If a line of the records holds the word "kind", copy it out.

Website and app data records —
= = = =
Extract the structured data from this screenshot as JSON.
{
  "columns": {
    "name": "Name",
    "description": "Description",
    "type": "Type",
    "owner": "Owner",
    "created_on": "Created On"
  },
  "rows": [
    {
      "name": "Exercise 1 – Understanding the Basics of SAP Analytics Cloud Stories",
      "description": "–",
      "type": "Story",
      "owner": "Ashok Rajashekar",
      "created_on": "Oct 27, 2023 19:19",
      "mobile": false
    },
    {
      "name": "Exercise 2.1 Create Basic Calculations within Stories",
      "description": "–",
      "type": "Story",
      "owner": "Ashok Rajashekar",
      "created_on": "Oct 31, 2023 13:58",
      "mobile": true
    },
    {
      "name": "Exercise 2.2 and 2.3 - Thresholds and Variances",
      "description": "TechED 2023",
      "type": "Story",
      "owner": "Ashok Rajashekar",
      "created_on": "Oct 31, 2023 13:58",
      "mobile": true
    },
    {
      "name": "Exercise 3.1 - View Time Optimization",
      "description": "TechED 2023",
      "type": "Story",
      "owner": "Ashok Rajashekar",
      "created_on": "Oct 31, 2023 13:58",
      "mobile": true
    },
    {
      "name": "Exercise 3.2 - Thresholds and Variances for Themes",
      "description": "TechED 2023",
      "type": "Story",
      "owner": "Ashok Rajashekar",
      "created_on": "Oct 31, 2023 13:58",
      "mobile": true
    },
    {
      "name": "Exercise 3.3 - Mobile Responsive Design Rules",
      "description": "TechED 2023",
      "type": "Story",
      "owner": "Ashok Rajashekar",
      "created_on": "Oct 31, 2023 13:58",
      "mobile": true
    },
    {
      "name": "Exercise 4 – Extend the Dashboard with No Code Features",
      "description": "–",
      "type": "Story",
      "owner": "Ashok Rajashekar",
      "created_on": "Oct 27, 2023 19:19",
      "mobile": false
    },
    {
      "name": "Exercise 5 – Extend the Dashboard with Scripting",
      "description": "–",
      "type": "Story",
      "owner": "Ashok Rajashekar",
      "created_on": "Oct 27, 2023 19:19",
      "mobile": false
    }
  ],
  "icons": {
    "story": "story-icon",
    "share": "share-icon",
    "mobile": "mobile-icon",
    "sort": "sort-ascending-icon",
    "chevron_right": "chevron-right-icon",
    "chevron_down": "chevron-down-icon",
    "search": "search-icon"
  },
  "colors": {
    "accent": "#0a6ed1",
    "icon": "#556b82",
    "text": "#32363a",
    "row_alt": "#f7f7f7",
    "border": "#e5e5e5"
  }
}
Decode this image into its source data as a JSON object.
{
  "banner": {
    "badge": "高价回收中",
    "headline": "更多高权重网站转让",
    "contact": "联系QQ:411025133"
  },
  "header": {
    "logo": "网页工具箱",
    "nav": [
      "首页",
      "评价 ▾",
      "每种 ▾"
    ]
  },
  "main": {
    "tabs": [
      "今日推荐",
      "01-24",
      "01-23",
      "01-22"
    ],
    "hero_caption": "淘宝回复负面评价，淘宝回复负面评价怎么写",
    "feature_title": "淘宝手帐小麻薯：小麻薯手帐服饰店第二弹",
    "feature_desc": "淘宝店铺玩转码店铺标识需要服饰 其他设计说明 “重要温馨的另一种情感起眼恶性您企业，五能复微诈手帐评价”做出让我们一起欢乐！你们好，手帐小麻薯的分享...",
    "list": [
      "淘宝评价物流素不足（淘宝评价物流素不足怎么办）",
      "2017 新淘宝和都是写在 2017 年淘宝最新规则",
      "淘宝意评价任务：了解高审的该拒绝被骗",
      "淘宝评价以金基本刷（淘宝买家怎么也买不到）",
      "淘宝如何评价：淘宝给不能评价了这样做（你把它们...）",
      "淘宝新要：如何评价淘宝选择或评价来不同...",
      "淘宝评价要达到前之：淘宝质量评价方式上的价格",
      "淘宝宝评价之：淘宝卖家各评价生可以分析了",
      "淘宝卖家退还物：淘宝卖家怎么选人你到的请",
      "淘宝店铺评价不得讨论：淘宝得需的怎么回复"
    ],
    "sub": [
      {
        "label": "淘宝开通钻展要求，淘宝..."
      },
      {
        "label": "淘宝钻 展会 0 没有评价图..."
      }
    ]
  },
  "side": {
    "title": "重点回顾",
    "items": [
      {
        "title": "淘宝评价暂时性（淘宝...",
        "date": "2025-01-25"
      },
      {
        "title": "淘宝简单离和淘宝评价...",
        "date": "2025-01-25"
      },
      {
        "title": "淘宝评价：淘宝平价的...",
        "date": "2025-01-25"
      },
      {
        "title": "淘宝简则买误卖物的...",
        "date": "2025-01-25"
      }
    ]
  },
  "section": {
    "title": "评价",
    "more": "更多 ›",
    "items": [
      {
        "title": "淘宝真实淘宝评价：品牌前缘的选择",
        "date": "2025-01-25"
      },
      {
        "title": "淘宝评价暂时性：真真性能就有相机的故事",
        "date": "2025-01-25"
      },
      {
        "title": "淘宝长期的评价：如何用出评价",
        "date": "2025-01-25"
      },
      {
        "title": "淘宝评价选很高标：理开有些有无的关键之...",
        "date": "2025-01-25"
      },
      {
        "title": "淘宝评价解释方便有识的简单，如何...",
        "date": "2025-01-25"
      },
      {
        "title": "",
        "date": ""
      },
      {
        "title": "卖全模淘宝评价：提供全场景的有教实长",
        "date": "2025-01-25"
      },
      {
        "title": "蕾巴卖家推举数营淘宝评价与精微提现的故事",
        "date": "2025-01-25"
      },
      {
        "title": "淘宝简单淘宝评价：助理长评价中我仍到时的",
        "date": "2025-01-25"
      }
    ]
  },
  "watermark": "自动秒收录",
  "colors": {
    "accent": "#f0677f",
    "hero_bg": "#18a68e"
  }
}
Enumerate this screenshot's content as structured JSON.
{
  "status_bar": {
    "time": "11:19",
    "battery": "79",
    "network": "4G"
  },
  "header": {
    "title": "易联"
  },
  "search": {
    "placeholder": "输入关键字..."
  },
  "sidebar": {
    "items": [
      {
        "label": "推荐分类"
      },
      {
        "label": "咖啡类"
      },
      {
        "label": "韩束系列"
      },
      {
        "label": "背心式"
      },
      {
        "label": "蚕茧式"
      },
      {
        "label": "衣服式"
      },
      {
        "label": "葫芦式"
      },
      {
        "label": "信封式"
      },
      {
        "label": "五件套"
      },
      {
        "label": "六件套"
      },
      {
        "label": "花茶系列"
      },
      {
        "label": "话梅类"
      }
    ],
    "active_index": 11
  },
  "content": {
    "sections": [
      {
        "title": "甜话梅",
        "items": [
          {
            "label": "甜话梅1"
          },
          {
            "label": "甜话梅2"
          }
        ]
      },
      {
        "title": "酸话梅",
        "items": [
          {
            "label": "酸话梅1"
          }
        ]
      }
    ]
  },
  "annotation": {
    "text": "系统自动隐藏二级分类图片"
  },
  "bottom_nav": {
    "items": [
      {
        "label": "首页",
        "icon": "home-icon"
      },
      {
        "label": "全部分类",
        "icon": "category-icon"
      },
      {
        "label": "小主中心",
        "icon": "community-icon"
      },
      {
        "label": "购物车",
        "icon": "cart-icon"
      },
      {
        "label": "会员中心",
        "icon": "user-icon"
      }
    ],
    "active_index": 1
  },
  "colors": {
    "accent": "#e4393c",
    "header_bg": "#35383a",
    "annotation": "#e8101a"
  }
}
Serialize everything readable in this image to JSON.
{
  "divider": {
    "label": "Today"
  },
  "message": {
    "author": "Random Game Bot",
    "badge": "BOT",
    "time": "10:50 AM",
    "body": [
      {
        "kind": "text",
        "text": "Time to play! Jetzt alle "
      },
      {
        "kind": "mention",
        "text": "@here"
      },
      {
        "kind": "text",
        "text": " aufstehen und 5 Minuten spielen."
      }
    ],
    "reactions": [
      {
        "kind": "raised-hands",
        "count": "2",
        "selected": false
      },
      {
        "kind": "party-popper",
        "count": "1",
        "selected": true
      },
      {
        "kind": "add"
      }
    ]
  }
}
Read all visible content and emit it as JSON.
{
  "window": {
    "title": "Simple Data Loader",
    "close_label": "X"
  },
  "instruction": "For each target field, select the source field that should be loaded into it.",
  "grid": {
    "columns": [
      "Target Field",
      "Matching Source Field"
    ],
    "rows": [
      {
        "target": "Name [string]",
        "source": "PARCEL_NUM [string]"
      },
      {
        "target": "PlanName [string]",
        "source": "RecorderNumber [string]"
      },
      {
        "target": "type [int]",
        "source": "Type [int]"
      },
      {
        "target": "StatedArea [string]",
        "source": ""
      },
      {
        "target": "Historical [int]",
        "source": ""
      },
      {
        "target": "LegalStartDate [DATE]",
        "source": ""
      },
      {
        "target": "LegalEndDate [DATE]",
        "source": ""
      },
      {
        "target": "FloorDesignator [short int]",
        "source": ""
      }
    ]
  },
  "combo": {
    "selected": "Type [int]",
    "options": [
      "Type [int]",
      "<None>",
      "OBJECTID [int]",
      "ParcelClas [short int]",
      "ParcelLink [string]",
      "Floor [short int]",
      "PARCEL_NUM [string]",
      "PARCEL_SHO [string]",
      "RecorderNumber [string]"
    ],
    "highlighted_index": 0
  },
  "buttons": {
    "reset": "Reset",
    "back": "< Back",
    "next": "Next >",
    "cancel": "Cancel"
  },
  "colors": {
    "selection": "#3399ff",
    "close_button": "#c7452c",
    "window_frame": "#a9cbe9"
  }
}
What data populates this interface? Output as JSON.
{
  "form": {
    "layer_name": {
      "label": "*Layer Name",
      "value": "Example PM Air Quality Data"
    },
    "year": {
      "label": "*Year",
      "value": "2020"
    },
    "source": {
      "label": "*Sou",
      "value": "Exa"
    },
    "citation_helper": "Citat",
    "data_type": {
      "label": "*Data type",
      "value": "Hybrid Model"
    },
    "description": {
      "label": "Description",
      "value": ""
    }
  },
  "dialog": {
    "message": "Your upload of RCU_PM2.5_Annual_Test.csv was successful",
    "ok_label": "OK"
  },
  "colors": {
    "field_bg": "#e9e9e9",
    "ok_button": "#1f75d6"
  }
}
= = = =
ANSWER SECTION —
        "kind": "text",
        "kind": "mention",
        "kind": "text",
        "kind": "raised-hands",
        "kind": "party-popper",
        "kind": "add"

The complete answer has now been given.